*** This article is no longer being updated ***
March 4, 2021

Layout, Social Distancing & Fresh Air

Hands, Face, Space.

The key rule is to maintain a 2m distance between people at all times. The social distancing guidelines are not only valid within business premises, but need to be respected by staff members while travelling to and from work and by customers while waiting or queuing outside a premises.

Where social distancing guidelines cannot be followed in full in particular circumstances, businesses should consider whether that activity can be redesigned to guarantee space between people using mitigating methods. If not, the activity should be avoided completely.

Businesses must calculate the maximum number of customers that can reasonably follow social distancing guidelines (2m, or 1m with risk mitigation where 2m is not viable) within the store and any outdoor selling areas. Take into account total floorspace as well as likely pinch points and busy areas.

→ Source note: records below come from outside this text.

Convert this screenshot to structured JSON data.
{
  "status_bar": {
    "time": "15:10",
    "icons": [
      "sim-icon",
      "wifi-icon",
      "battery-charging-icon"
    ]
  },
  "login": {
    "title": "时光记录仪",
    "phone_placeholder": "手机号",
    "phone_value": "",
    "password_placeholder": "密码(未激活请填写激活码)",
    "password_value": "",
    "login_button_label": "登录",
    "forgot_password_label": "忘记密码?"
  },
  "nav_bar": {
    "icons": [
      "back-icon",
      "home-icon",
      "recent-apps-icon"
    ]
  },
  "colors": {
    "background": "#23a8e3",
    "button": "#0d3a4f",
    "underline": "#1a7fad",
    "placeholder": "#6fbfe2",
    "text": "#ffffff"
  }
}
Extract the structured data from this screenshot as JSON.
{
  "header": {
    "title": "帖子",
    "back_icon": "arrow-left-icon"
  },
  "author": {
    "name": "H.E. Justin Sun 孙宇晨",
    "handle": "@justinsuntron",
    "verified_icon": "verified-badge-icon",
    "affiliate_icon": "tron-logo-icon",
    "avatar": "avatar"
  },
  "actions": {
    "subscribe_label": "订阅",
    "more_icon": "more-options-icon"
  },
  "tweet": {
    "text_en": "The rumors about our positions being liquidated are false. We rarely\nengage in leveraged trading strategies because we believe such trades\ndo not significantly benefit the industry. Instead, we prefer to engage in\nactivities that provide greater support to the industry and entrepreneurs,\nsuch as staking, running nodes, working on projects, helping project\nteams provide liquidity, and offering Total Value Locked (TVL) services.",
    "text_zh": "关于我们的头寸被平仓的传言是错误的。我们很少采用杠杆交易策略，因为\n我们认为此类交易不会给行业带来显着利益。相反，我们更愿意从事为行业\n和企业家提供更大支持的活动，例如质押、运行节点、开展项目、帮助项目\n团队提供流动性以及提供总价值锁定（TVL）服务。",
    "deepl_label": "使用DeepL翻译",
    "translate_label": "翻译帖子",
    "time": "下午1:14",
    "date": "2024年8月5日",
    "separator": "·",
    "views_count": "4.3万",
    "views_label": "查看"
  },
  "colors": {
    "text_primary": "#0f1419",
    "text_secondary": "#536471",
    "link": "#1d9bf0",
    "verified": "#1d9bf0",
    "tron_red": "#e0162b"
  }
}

  • When it is not possible to keep a 2m-distance, there are extra measures to mitigate the risk that must be put in place, for example:
  • - Washing hands and cleaning surfaces more often
  • - Keeping the activity time as short as possible
  • - Using screens or barriers to separate people from each other
  • - Using back-to-back or side-to-side working (rather than face-to-face) whenever possible
  • - Provide your staff with extra PPE protection, such as visors and goggles to be used in addition to a face masks
  • - Reducing the number of people each person has contact with by using ‘fixed teams' or 'partnering’, so each person works with and encounter only a few others

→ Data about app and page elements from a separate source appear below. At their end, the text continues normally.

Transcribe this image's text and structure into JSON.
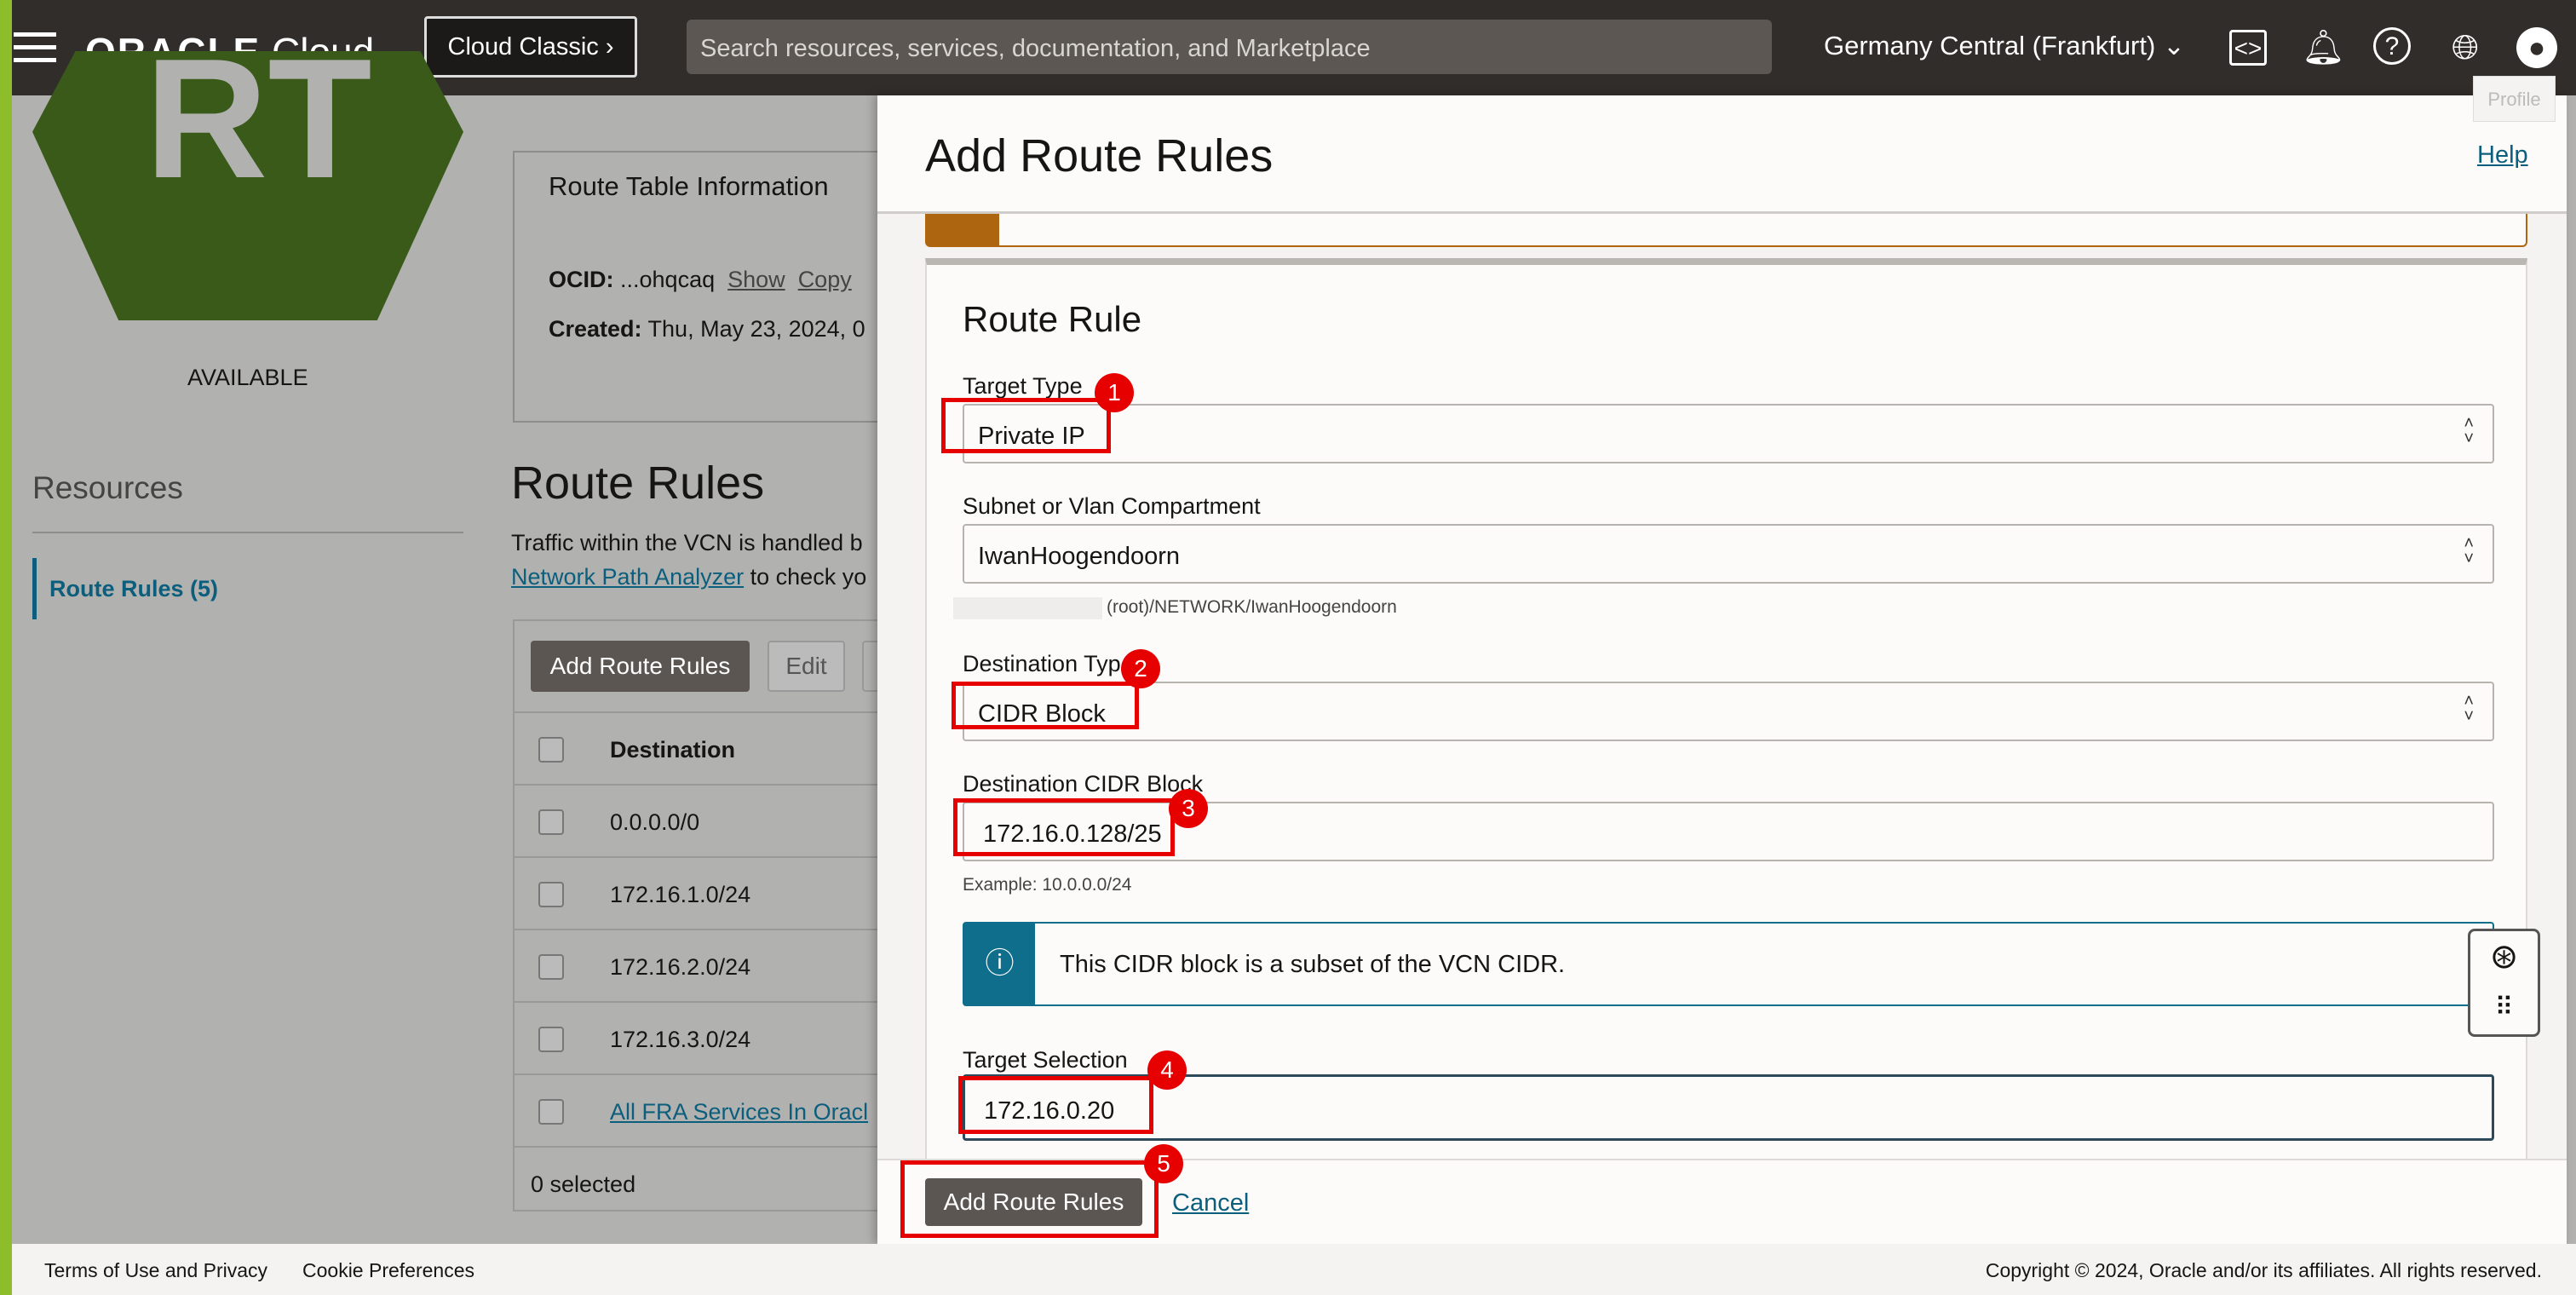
{
  "header": {
    "logo_brand": "ORACLE",
    "logo_product": "Cloud",
    "cloud_classic": "Cloud Classic ›",
    "search_placeholder": "Search resources, services, documentation, and Marketplace",
    "region": "Germany Central (Frankfurt)",
    "profile_tooltip": "Profile"
  },
  "resource": {
    "icon_text": "RT",
    "status": "AVAILABLE"
  },
  "info": {
    "title": "Route Table Information",
    "ocid_label": "OCID:",
    "ocid_value": "...ohqcaq",
    "show": "Show",
    "copy": "Copy",
    "created_label": "Created:",
    "created_value": "Thu, May 23, 2024, 0"
  },
  "sidebar": {
    "heading": "Resources",
    "items": [
      {
        "label": "Route Rules (5)"
      }
    ]
  },
  "main": {
    "title": "Route Rules",
    "desc": "Traffic within the VCN is handled b",
    "desc_link": "Network Path Analyzer",
    "desc_tail": "to check yo",
    "add_button": "Add Route Rules",
    "edit_button": "Edit",
    "column": "Destination",
    "rows": [
      "0.0.0.0/0",
      "172.16.1.0/24",
      "172.16.2.0/24",
      "172.16.3.0/24",
      "All FRA Services In Oracl"
    ],
    "selected": "0 selected"
  },
  "panel": {
    "title": "Add Route Rules",
    "help": "Help",
    "card_title": "Route Rule",
    "target_type_label": "Target Type",
    "target_type": "Private IP",
    "compartment_label": "Subnet or Vlan Compartment",
    "compartment": "IwanHoogendoorn",
    "compartment_path": "(root)/NETWORK/IwanHoogendoorn",
    "dest_type_label": "Destination Type",
    "dest_type": "CIDR Block",
    "cidr_label": "Destination CIDR Block",
    "cidr": "172.16.0.128/25",
    "cidr_example": "Example: 10.0.0.0/24",
    "info_msg": "This CIDR block is a subset of the VCN CIDR.",
    "target_sel_label": "Target Selection",
    "target_sel": "172.16.0.20",
    "submit": "Add Route Rules",
    "cancel": "Cancel"
  },
  "annotations": [
    "1",
    "2",
    "3",
    "4",
    "5"
  ],
  "footer": {
    "terms": "Terms of Use and Privacy",
    "cookies": "Cookie Preferences",
    "copyright": "Copyright © 2024, Oracle and/or its affiliates. All rights reserved."
  }
}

Social distancing applies to all parts of a business, not just the place where people spend most of their time, but also entrances and exits, break rooms, canteens and similar settings. These are often the most challenging areas to maintain social distancing and workers should be specifically reminded. Never let your guard down: a nice and quick coffee break with a colleague could represent an even higher risk of contracting the virus.

If you do not want to keep verbally warning customers, you can disseminate the space with posters that remind them to keep the distance from other people, as well as floor marking, which indicates the direction of the visit or delimits where people can stand when queuing or waiting before the counter.

You should also space working areas as much as possible or install shields and barriers, if not viable. It is also crucial to minimise contact when handing over products or reduce access to fridges, counters and display stands, and make sure everything is well spaced out so that people do not happen to get too close to each other to reach what they need.

Fresh air and outdoor space

Adequate ventilation helps dispersing particles of virus is in the air reducing the risk from aerosol transmission. You should maximise the fresh air in your premises by increasing both natural ventilation (keeping windows doors and vents fully or partially open) and mechanical ventilation using fans and ducts to bring in fresh air from outside.

Your may have different means of providing ventilation for each area: start by making a list of areas in your workplace and how they are ventilated. Floor or design plans may help with this, but sometimes walking around and making a note of each area and how it is ventilated is the best solution. You can get take a fullassessment of ventilation here.

If you have the possibility, try to maximise the outdoor space: there, you can hold socially-distanced in-person meetings with the staff (if not run remotely), create new experiences for guests or customers, extending your business space in a safer environment.

Guidelines from the government

No items found.
Social distance